Attack on Turkish soldiers not carried out by Russia or Syria, Lavrov says
A member of the Turkish-backed Free Syrian Army (FSA) patrols in the border town of Jarablus. Photograph: (Getty)
"Russia has nothing to do with this. Neither does the Syrian Arab Republic or its airforce," Lavrov told reporters at a joint news conference after meeting his Turkish counterpart Mevlut Cavusoglu in the Mediterranean resort town of Alanya.
Four Turkish soldiers were killed and nine others were wounded in an air strike on November 24 during a Turkish-backed rebel operation in northern Syria.
Lavrov also said that Russia was ready to speak with all parties in the Syrian conflict.
"Never have we refused contacts with any of the opposition groups. Indeed, it was on our insistance that the clause about the necessity to hold dialogue with all key, political opposition groups was included in the resolution 2254 proposed by the international Syria Support Group," Lavrov said.
Both Turkey and Russia, two of the main backers of opposing sides in Syria's civil war, said they agreed on the need for a halt to fighting and the provision of aid in Aleppo but deep divisions remain between the two countries over the conflict.
Turkish Foreign Minister Mevlut Cavusoglu said Turkey's stance on Syrian President Bashar al-Assad was unchanged.
"Our President (Recep Tayyip Erdogan's) position on (Syrian President Bashar) Assad is clear. We know that Assad is responsible of killing 600,000 people. Sometimes we might have different opinions. This is natural but we agree with Russia on need for ceasefire, humanitarian and political transition," Cavusoglu said.
Russia is the main backer of Assad, while Turkey supports the rebels fighting to oust him. The rebels have come under siege in eastern Aleppo after rapid advances by Syrian government forces in recent days, bringing them to the brink of a major defeat.

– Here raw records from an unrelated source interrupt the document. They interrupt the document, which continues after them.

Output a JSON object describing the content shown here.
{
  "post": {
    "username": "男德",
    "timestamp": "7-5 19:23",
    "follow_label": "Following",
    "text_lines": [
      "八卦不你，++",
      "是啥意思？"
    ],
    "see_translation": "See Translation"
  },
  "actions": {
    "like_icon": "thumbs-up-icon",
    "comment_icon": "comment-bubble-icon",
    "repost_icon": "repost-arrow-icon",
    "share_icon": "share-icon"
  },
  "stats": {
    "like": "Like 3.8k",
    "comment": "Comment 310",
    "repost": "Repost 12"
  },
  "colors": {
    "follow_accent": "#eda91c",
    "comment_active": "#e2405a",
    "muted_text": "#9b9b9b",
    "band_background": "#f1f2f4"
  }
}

"A ceasefire must be achieved in all of Syria, notably in Aleppo," Cavusoglu said adding Turkey was in agreement with Russia in broad terms on the need for a ceasefire, humanitarian aid and political transition.
Syrian rebels on Wednesday (November 30) vowed to fight on in east Aleppo in the face of sudden government advances that have cut the city's opposition sector by a third.
Turkish President Tayyip Erdogan discussed the situation in Aleppo with his Russian counterpart Vladimir Putin by phone for the third time in a week on Wednesday and agreed on the need for a ceasefire, sources in Erdogan's office said.
While remaining divided on Assad's future, Ankara and Moscow have been trying to find common ground on Syria since a rapprochement in August.